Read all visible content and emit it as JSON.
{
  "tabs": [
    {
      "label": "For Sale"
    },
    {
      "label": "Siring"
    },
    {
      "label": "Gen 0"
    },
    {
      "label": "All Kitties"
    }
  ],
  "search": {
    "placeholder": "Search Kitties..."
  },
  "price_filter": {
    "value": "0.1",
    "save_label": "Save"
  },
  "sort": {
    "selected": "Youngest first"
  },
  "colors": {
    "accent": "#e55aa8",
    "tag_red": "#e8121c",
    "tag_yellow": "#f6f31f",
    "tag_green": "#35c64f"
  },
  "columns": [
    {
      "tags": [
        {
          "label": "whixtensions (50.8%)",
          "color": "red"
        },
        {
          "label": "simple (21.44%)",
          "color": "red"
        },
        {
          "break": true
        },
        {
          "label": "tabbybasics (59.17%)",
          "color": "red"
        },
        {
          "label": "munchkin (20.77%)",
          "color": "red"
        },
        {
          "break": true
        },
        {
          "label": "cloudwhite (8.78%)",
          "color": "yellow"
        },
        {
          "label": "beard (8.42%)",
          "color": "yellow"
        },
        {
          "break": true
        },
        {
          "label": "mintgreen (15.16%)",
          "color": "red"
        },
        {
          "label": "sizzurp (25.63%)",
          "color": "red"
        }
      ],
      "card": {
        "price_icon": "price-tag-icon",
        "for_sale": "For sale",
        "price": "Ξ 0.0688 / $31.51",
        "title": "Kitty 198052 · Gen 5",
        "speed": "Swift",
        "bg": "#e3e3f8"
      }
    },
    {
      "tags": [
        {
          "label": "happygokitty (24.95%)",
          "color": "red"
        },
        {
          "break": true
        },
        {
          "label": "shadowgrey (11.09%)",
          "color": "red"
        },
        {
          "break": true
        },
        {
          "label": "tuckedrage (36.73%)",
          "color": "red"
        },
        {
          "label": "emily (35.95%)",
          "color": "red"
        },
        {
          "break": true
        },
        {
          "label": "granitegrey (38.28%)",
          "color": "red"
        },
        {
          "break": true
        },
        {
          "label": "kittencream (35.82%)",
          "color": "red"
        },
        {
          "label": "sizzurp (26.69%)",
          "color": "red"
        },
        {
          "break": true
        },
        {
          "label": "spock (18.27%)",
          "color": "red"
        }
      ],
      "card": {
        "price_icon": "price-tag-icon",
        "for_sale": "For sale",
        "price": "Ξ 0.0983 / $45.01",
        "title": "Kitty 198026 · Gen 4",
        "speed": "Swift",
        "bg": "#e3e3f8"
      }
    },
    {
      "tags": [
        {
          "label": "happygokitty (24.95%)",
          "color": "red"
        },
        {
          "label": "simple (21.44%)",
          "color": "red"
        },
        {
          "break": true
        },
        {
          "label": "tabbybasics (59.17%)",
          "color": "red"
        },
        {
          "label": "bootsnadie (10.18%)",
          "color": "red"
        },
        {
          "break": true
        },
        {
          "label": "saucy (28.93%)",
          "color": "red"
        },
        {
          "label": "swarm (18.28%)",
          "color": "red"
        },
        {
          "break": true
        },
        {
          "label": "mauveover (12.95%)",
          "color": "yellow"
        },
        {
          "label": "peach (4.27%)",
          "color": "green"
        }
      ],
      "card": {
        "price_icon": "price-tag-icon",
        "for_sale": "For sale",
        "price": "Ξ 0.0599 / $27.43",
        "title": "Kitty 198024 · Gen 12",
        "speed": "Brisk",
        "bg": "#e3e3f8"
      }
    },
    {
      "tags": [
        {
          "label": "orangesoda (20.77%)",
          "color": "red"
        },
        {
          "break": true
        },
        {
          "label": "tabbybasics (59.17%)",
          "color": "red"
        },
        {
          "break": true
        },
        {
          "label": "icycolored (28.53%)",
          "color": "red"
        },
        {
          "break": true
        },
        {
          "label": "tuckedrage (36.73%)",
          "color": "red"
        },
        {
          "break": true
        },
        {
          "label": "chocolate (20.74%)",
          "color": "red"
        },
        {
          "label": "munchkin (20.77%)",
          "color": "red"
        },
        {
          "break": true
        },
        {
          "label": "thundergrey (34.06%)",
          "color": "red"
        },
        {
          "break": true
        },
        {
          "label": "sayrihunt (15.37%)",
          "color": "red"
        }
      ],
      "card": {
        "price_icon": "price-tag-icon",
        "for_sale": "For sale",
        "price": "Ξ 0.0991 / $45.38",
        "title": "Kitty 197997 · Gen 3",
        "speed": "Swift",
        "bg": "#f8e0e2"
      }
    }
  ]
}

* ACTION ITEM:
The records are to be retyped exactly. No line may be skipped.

* REPLY:
Read all visible content and emit it as JSON.
{
  "tabs": [
    {
      "label": "For Sale"
    },
    {
      "label": "Siring"
    },
    {
      "label": "Gen 0"
    },
    {
      "label": "All Kitties"
    }
  ],
  "search": {
    "placeholder": "Search Kitties..."
  },
  "price_filter": {
    "value": "0.1",
    "save_label": "Save"
  },
  "sort": {
    "selected": "Youngest first"
  },
  "colors": {
    "accent": "#e55aa8",
    "tag_red": "#e8121c",
    "tag_yellow": "#f6f31f",
    "tag_green": "#35c64f"
  },
  "columns": [
    {
      "tags": [
        {
          "label": "whixtensions (50.8%)",
          "color": "red"
        },
        {
          "label": "simple (21.44%)",
          "color": "red"
        },
        {
          "break": true
        },
        {
          "label": "tabbybasics (59.17%)",
          "color": "red"
        },
        {
          "label": "munchkin (20.77%)",
          "color": "red"
        },
        {
          "break": true
        },
        {
          "label": "cloudwhite (8.78%)",
          "color": "yellow"
        },
        {
          "label": "beard (8.42%)",
          "color": "yellow"
        },
        {
          "break": true
        },
        {
          "label": "mintgreen (15.16%)",
          "color": "red"
        },
        {
          "label": "sizzurp (25.63%)",
          "color": "red"
        }
      ],
      "card": {
        "price_icon": "price-tag-icon",
        "for_sale": "For sale",
        "price": "Ξ 0.0688 / $31.51",
        "title": "Kitty 198052 · Gen 5",
        "speed": "Swift",
        "bg": "#e3e3f8"
      }
    },
    {
      "tags": [
        {
          "label": "happygokitty (24.95%)",
          "color": "red"
        },
        {
          "break": true
        },
        {
          "label": "shadowgrey (11.09%)",
          "color": "red"
        },
        {
          "break": true
        },
        {
          "label": "tuckedrage (36.73%)",
          "color": "red"
        },
        {
          "label": "emily (35.95%)",
          "color": "red"
        },
        {
          "break": true
        },
        {
          "label": "granitegrey (38.28%)",
          "color": "red"
        },
        {
          "break": true
        },
        {
          "label": "kittencream (35.82%)",
          "color": "red"
        },
        {
          "label": "sizzurp (26.69%)",
          "color": "red"
        },
        {
          "break": true
        },
        {
          "label": "spock (18.27%)",
          "color": "red"
        }
      ],
      "card": {
        "price_icon": "price-tag-icon",
        "for_sale": "For sale",
        "price": "Ξ 0.0983 / $45.01",
        "title": "Kitty 198026 · Gen 4",
        "speed": "Swift",
        "bg": "#e3e3f8"
      }
    },
    {
      "tags": [
        {
          "label": "happygokitty (24.95%)",
          "color": "red"
        },
        {
          "label": "simple (21.44%)",
          "color": "red"
        },
        {
          "break": true
        },
        {
          "label": "tabbybasics (59.17%)",
          "color": "red"
        },
        {
          "label": "bootsnadie (10.18%)",
          "color": "red"
        },
        {
          "break": true
        },
        {
          "label": "saucy (28.93%)",
          "color": "red"
        },
        {
          "label": "swarm (18.28%)",
          "color": "red"
        },
        {
          "break": true
        },
        {
          "label": "mauveover (12.95%)",
          "color": "yellow"
        },
        {
          "label": "peach (4.27%)",
          "color": "green"
        }
      ],
      "card": {
        "price_icon": "price-tag-icon",
        "for_sale": "For sale",
        "price": "Ξ 0.0599 / $27.43",
        "title": "Kitty 198024 · Gen 12",
        "speed": "Brisk",
        "bg": "#e3e3f8"
      }
    },
    {
      "tags": [
        {
          "label": "orangesoda (20.77%)",
          "color": "red"
        },
        {
          "break": true
        },
        {
          "label": "tabbybasics (59.17%)",
          "color": "red"
        },
        {
          "break": true
        },
        {
          "label": "icycolored (28.53%)",
          "color": "red"
        },
        {
          "break": true
        },
        {
          "label": "tuckedrage (36.73%)",
          "color": "red"
        },
        {
          "break": true
        },
        {
          "label": "chocolate (20.74%)",
          "color": "red"
        },
        {
          "label": "munchkin (20.77%)",
          "color": "red"
        },
        {
          "break": true
        },
        {
          "label": "thundergrey (34.06%)",
          "color": "red"
        },
        {
          "break": true
        },
        {
          "label": "sayrihunt (15.37%)",
          "color": "red"
        }
      ],
      "card": {
        "price_icon": "price-tag-icon",
        "for_sale": "For sale",
        "price": "Ξ 0.0991 / $45.38",
        "title": "Kitty 197997 · Gen 3",
        "speed": "Swift",
        "bg": "#f8e0e2"
      }
    }
  ]
}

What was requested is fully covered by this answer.